• Input

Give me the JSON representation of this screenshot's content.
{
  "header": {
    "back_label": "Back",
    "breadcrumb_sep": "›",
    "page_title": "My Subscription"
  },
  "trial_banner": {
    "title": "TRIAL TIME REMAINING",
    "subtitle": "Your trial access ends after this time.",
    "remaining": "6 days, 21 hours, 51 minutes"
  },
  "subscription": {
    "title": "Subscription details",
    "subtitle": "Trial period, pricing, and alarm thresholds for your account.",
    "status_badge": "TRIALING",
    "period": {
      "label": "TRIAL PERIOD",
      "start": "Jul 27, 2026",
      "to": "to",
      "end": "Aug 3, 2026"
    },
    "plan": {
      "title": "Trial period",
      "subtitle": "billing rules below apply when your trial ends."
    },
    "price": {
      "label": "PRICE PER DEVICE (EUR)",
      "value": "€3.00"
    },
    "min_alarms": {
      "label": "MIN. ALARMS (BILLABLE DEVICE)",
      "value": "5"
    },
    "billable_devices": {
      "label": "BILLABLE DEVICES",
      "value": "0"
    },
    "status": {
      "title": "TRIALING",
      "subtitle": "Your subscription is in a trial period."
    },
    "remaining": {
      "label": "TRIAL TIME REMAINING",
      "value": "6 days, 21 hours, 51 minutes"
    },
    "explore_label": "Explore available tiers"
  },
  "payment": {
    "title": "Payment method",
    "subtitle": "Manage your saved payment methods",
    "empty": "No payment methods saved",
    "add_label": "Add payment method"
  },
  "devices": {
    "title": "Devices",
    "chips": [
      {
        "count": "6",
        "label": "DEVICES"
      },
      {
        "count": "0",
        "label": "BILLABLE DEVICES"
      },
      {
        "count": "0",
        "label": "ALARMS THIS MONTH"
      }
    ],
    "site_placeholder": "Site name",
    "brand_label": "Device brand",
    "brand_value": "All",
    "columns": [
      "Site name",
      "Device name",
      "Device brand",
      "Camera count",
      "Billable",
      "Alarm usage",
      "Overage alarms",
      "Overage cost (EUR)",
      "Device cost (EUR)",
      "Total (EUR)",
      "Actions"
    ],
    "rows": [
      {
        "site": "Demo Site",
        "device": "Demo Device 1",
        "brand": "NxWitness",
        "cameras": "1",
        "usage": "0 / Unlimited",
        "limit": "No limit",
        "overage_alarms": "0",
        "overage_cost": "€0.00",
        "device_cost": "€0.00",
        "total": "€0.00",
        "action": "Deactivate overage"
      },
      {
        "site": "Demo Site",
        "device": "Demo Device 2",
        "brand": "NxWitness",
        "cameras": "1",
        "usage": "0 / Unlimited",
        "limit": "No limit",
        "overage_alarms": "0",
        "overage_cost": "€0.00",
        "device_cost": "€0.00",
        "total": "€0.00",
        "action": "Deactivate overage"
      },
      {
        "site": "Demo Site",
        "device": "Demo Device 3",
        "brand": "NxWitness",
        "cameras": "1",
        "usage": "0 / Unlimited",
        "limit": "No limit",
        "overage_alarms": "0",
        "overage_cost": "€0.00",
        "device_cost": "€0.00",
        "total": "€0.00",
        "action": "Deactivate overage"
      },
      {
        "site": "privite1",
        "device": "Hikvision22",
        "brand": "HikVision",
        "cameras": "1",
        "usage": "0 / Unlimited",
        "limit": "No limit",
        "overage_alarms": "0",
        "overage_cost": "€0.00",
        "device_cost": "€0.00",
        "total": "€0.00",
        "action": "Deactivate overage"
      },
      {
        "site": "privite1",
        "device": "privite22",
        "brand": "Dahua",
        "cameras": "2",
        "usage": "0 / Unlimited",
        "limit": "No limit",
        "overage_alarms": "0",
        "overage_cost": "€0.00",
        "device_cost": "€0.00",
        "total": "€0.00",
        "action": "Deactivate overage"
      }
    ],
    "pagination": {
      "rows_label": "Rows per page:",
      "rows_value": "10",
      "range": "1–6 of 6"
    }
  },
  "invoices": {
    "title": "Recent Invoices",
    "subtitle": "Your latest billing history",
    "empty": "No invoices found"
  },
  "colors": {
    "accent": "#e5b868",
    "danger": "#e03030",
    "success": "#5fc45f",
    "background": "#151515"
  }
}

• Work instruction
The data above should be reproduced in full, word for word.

• Exercise answer
Give me the JSON representation of this screenshot's content.
{
  "header": {
    "back_label": "Back",
    "breadcrumb_sep": "›",
    "page_title": "My Subscription"
  },
  "trial_banner": {
    "title": "TRIAL TIME REMAINING",
    "subtitle": "Your trial access ends after this time.",
    "remaining": "6 days, 21 hours, 51 minutes"
  },
  "subscription": {
    "title": "Subscription details",
    "subtitle": "Trial period, pricing, and alarm thresholds for your account.",
    "status_badge": "TRIALING",
    "period": {
      "label": "TRIAL PERIOD",
      "start": "Jul 27, 2026",
      "to": "to",
      "end": "Aug 3, 2026"
    },
    "plan": {
      "title": "Trial period",
      "subtitle": "billing rules below apply when your trial ends."
    },
    "price": {
      "label": "PRICE PER DEVICE (EUR)",
      "value": "€3.00"
    },
    "min_alarms": {
      "label": "MIN. ALARMS (BILLABLE DEVICE)",
      "value": "5"
    },
    "billable_devices": {
      "label": "BILLABLE DEVICES",
      "value": "0"
    },
    "status": {
      "title": "TRIALING",
      "subtitle": "Your subscription is in a trial period."
    },
    "remaining": {
      "label": "TRIAL TIME REMAINING",
      "value": "6 days, 21 hours, 51 minutes"
    },
    "explore_label": "Explore available tiers"
  },
  "payment": {
    "title": "Payment method",
    "subtitle": "Manage your saved payment methods",
    "empty": "No payment methods saved",
    "add_label": "Add payment method"
  },
  "devices": {
    "title": "Devices",
    "chips": [
      {
        "count": "6",
        "label": "DEVICES"
      },
      {
        "count": "0",
        "label": "BILLABLE DEVICES"
      },
      {
        "count": "0",
        "label": "ALARMS THIS MONTH"
      }
    ],
    "site_placeholder": "Site name",
    "brand_label": "Device brand",
    "brand_value": "All",
    "columns": [
      "Site name",
      "Device name",
      "Device brand",
      "Camera count",
      "Billable",
      "Alarm usage",
      "Overage alarms",
      "Overage cost (EUR)",
      "Device cost (EUR)",
      "Total (EUR)",
      "Actions"
    ],
    "rows": [
      {
        "site": "Demo Site",
        "device": "Demo Device 1",
        "brand": "NxWitness",
        "cameras": "1",
        "usage": "0 / Unlimited",
        "limit": "No limit",
        "overage_alarms": "0",
        "overage_cost": "€0.00",
        "device_cost": "€0.00",
        "total": "€0.00",
        "action": "Deactivate overage"
      },
      {
        "site": "Demo Site",
        "device": "Demo Device 2",
        "brand": "NxWitness",
        "cameras": "1",
        "usage": "0 / Unlimited",
        "limit": "No limit",
        "overage_alarms": "0",
        "overage_cost": "€0.00",
        "device_cost": "€0.00",
        "total": "€0.00",
        "action": "Deactivate overage"
      },
      {
        "site": "Demo Site",
        "device": "Demo Device 3",
        "brand": "NxWitness",
        "cameras": "1",
        "usage": "0 / Unlimited",
        "limit": "No limit",
        "overage_alarms": "0",
        "overage_cost": "€0.00",
        "device_cost": "€0.00",
        "total": "€0.00",
        "action": "Deactivate overage"
      },
      {
        "site": "privite1",
        "device": "Hikvision22",
        "brand": "HikVision",
        "cameras": "1",
        "usage": "0 / Unlimited",
        "limit": "No limit",
        "overage_alarms": "0",
        "overage_cost": "€0.00",
        "device_cost": "€0.00",
        "total": "€0.00",
        "action": "Deactivate overage"
      },
      {
        "site": "privite1",
        "device": "privite22",
        "brand": "Dahua",
        "cameras": "2",
        "usage": "0 / Unlimited",
        "limit": "No limit",
        "overage_alarms": "0",
        "overage_cost": "€0.00",
        "device_cost": "€0.00",
        "total": "€0.00",
        "action": "Deactivate overage"
      }
    ],
    "pagination": {
      "rows_label": "Rows per page:",
      "rows_value": "10",
      "range": "1–6 of 6"
    }
  },
  "invoices": {
    "title": "Recent Invoices",
    "subtitle": "Your latest billing history",
    "empty": "No invoices found"
  },
  "colors": {
    "accent": "#e5b868",
    "danger": "#e03030",
    "success": "#5fc45f",
    "background": "#151515"
  }
}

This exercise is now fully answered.